– Adam Gopnik ‘Straightened-out croissants and the decline of civilization‘ The New Yorker

‘But books do not take time…”

We enter the bookstore, see the many volumes arrayed there, and think: so much to read, so little time. But books do not take time; they give time, they expand our resources of both heart and mind. It may sound paradoxical, but they are, in the last analysis, scientific, for they trace the far-flung route by which we come to understand our world and ourselves. They take our measure. And we are never through discovering who we are.

-Arnold Weinstein ‘Don’t turn away from the art of life‘ The New York Times

To share ‘great failures’

What are some other leadership lessons you’ve learned?

One of the things that was most challenging for me was the confidence to open up. I’ve always been a relatively private person, and maybe with a natural tendency to assume that people really don’t want to hear what you might have to say.

Most people want to hear about themselves; they don’t really want to hear about you, and so I probably utilized that over the years to my advantage — to ask about other people, learn about other people.

But one of the lessons I learned is that, in the transition from management to leadership, I had to open up. I had to be vulnerable. I had to share with people. In fact, it was more important than anything to share with people the great failures in my life as opposed to the successes.

I draw a distinction between management and leadership. There’s a contractual relationship with your manager. And you can do your job and fulfill the terms of that contract and never really have your heart in it.

But leadership is something completely different. With leadership, you make a decision every day about whether you choose to follow someone. And you make it in your heart, not your head. The ability to inspire followership is so different than management, and it requires transparency, authenticity, vulnerability and all things that are completely unnatural to you when you are trying to build and achieve and accomplish.

-Walt Bettinger of Charles Schwab, interview with Adam Bryant ‘You’ve got to open up to move up‘ The New York Times

‘Never lose sight’

I don’t particularly care about the usual. If you want to get an idea of a friend’s temperament, ethics and personal elegance, you need to look at him under the tests of severe circumstances, not under the regular rosy glow of daily life. Can you assess the danger a criminal poses by examining only what he does on an ordinary day?

– Nassim Nicholas Taleb The Black Swan

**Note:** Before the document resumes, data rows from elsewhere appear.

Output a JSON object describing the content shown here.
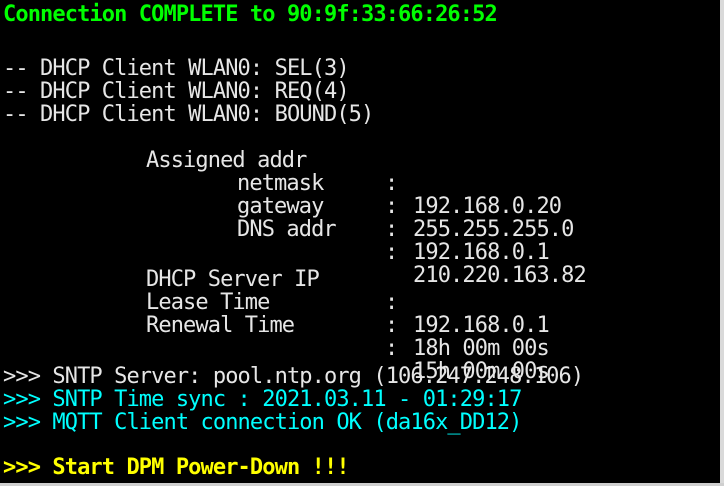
{
  "terminal": {
    "status_line": "Connection COMPLETE to 90:9f:33:66:26:52",
    "dhcp": [
      "-- DHCP Client WLAN0: SEL(3)",
      "-- DHCP Client WLAN0: REQ(4)",
      "-- DHCP Client WLAN0: BOUND(5)"
    ],
    "network": [
      {
        "label": "Assigned addr",
        "value": "192.168.0.20"
      },
      {
        "label": "netmask",
        "value": "255.255.255.0"
      },
      {
        "label": "gateway",
        "value": "192.168.0.1"
      },
      {
        "label": "DNS addr",
        "value": "210.220.163.82"
      }
    ],
    "lease": [
      {
        "label": "DHCP Server IP",
        "value": "192.168.0.1"
      },
      {
        "label": "Lease Time",
        "value": "18h 00m 00s"
      },
      {
        "label": "Renewal Time",
        "value": "15h 00m 00s"
      }
    ],
    "log": [
      ">>> SNTP Server: pool.ntp.org (106.247.248.106)",
      ">>> SNTP Time sync : 2021.03.11 - 01:29:17",
      ">>> MQTT Client connection OK (da16x_DD12)",
      ">>> Start DPM Power-Down !!!"
    ]
  },
  "colors": {
    "background": "#000000",
    "text": "#e6e6e6",
    "status_green": "#00ff00",
    "cyan": "#00ffff",
    "yellow": "#ffff00"
  }
}
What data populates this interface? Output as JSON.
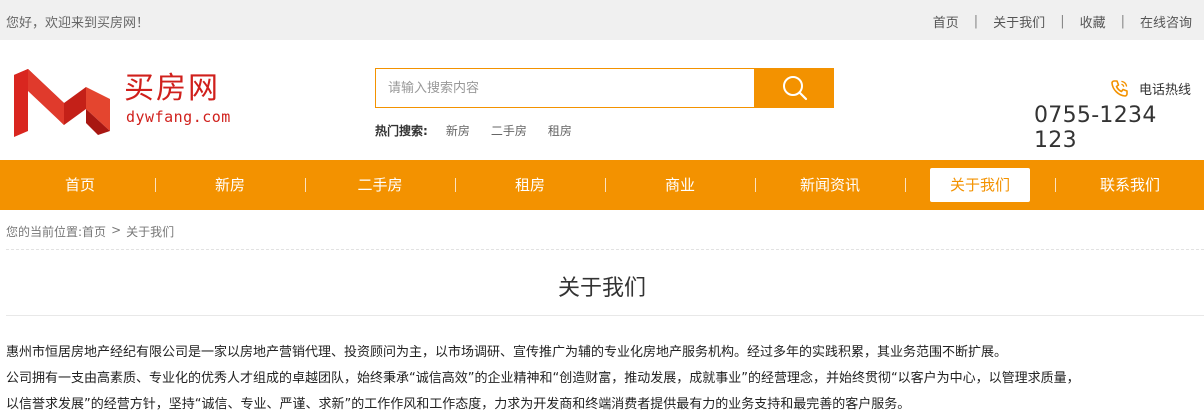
{
  "topbar": {
    "welcome": "您好，欢迎来到买房网！",
    "links": [
      "首页",
      "关于我们",
      "收藏",
      "在线咨询"
    ],
    "separator": "|"
  },
  "logo": {
    "cn": "买房网",
    "en": "dywfang.com"
  },
  "search": {
    "placeholder": "请输入搜索内容",
    "value": "",
    "icon": "search-icon"
  },
  "hot": {
    "label": "热门搜索:",
    "items": [
      "新房",
      "二手房",
      "租房"
    ]
  },
  "hotline": {
    "label": "电话热线",
    "number": "0755-1234 123",
    "icon": "phone-icon"
  },
  "nav": {
    "items": [
      "首页",
      "新房",
      "二手房",
      "租房",
      "商业",
      "新闻资讯",
      "关于我们",
      "联系我们"
    ],
    "active": "关于我们"
  },
  "breadcrumb": {
    "prefix": "您的当前位置:",
    "home": "首页",
    "arrow": ">",
    "current": "关于我们"
  },
  "page": {
    "title": "关于我们",
    "paragraphs": [
      "惠州市恒居房地产经纪有限公司是一家以房地产营销代理、投资顾问为主，以市场调研、宣传推广为辅的专业化房地产服务机构。经过多年的实践积累，其业务范围不断扩展。",
      "公司拥有一支由高素质、专业化的优秀人才组成的卓越团队，始终秉承“诚信高效”的企业精神和“创造财富，推动发展，成就事业”的经营理念，并始终贯彻“以客户为中心，以管理求质量，",
      "以信誉求发展”的经营方针，坚持“诚信、专业、严谨、求新”的工作作风和工作态度，力求为开发商和终端消费者提供最有力的业务支持和最完善的客户服务。"
    ]
  },
  "colors": {
    "accent": "#f39200",
    "brand": "#d0201c"
  }
}
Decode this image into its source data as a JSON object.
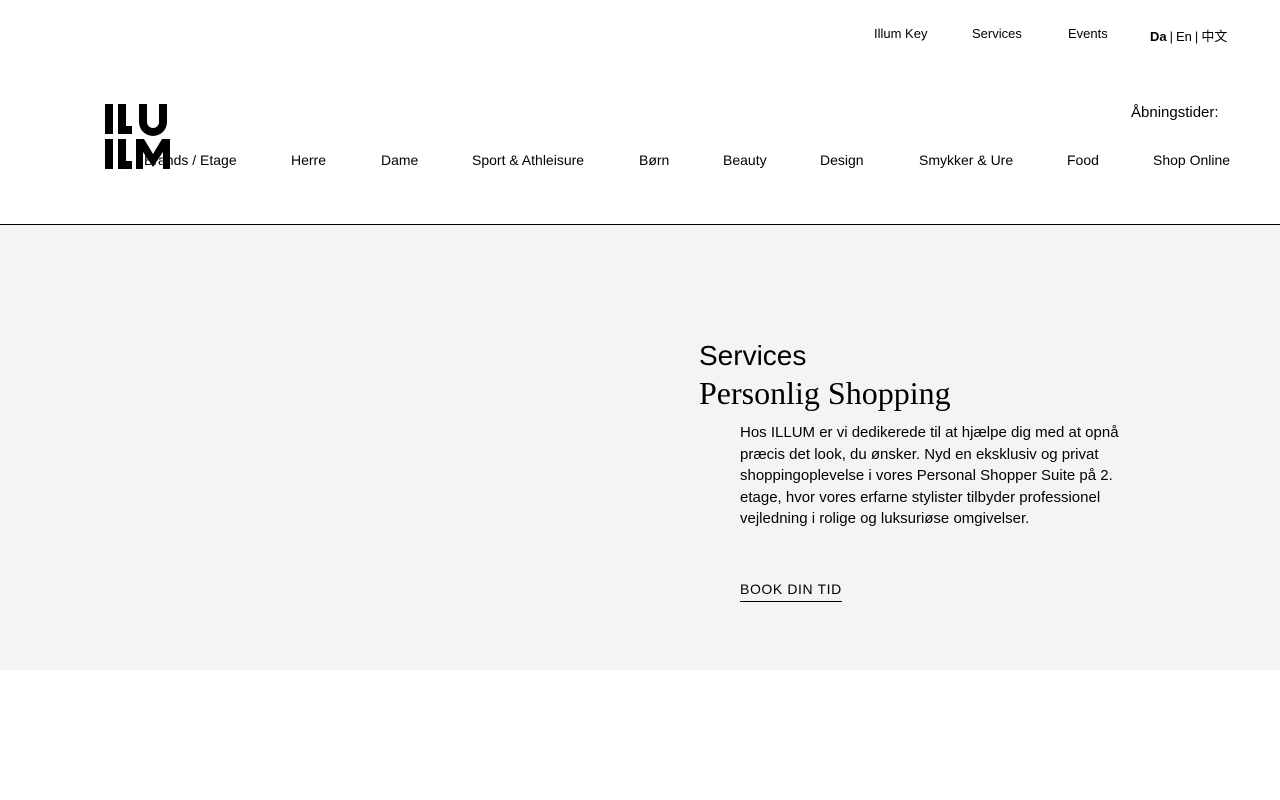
{
  "topnav": {
    "illum_key": "Illum Key",
    "services": "Services",
    "events": "Events"
  },
  "language": {
    "da": "Da",
    "separator": "|",
    "en": "En",
    "zh": "中文",
    "active": "Da"
  },
  "logo": {
    "alt": "ILLUM",
    "icon": "illum-logo-icon"
  },
  "opening_hours": {
    "label": "Åbningstider:"
  },
  "mainnav": {
    "items": [
      "Brands / Etage",
      "Herre",
      "Dame",
      "Sport & Athleisure",
      "Børn",
      "Beauty",
      "Design",
      "Smykker & Ure",
      "Food",
      "Shop Online"
    ]
  },
  "hero": {
    "eyebrow": "Services",
    "title": "Personlig Shopping",
    "description": "Hos ILLUM er vi dedikerede til at hjælpe dig med at opnå præcis det look, du ønsker. Nyd en eksklusiv og privat shoppingoplevelse i vores Personal Shopper Suite på 2. etage, hvor vores erfarne stylister tilbyder professionel vejledning i rolige og luksuriøse omgivelser.",
    "cta": "BOOK DIN TID"
  },
  "colors": {
    "text": "#000000",
    "background": "#ffffff",
    "hero_background": "#f5f4f2",
    "divider": "#000000"
  }
}
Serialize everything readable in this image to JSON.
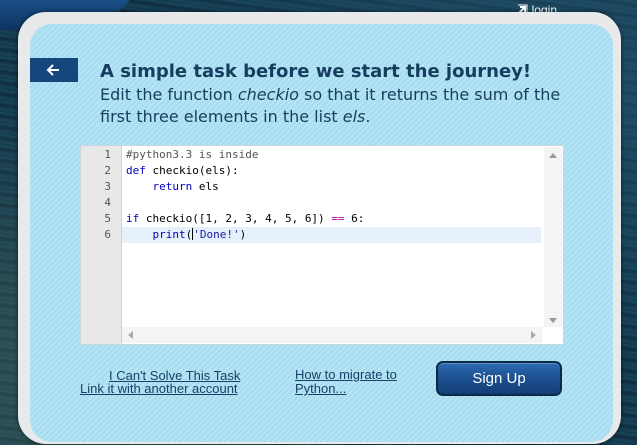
{
  "header": {
    "login_label": "login"
  },
  "intro": {
    "heading": "A simple task before we start the journey!",
    "desc_before": "Edit the function ",
    "desc_func": "checkio",
    "desc_middle": " so that it returns the sum of the first three elements in the list ",
    "desc_var": "els",
    "desc_end": "."
  },
  "editor": {
    "line_numbers": [
      "1",
      "2",
      "3",
      "4",
      "5",
      "6"
    ],
    "lines": {
      "l1": "#python3.3 is inside",
      "l2_kw": "def",
      "l2_rest": " checkio(els):",
      "l3_indent": "    ",
      "l3_kw": "return",
      "l3_rest": " els",
      "l5_kw": "if",
      "l5_a": " checkio([1, 2, 3, 4, 5, 6]) ",
      "l5_op": "==",
      "l5_b": " 6:",
      "l6_indent": "    ",
      "l6_kw": "print",
      "l6_open": "(",
      "l6_str": "'Done!'",
      "l6_close": ")"
    },
    "active_line": 6
  },
  "footer": {
    "cant_solve_label": "I Can't Solve This Task",
    "link_account_label": "Link it with another account",
    "migrate_label": "How to migrate to Python...",
    "signup_label": "Sign Up"
  },
  "icons": {
    "login": "login-arrow-icon",
    "back": "arrow-left-icon"
  },
  "colors": {
    "accent": "#14487d",
    "panel": "#a6dcf0",
    "text": "#173d5e"
  }
}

What about lessons you learned in college?

A business strategy course in my senior year stands out. I had maintained a 4.0 average all the way through, and I wanted to graduate with a perfect average. It came down to the final exam, and I had spent many hours studying and memorizing formulas to do calculations for the case studies.

The teacher handed out the final exam, and it was on one piece of paper, which really surprised me because I figured it would be longer than that. Once everyone had their paper, he said, “Go ahead and turn it over.” Both sides were blank.

And the professor said, “I’ve taught you everything I can teach you about business in the last 10 weeks, but the most important message, the most important question, is this: What’s the name of the lady who cleans this building?”

And that had a powerful impact. It was the only test I ever failed, and I got the B I deserved. Her name was Dottie, and I didn’t know Dottie. I’d seen her, but I’d never taken the time to ask her name. I’ve tried to know every Dottie I’ve worked with ever since.

It was just a great reminder of what really matters in life, and that you should never lose sight of people who do the real work.

-Walt Bettinger of Charles Schwab, interview with Adam Bryant ‘You’ve got to open up to move up‘ The New York Times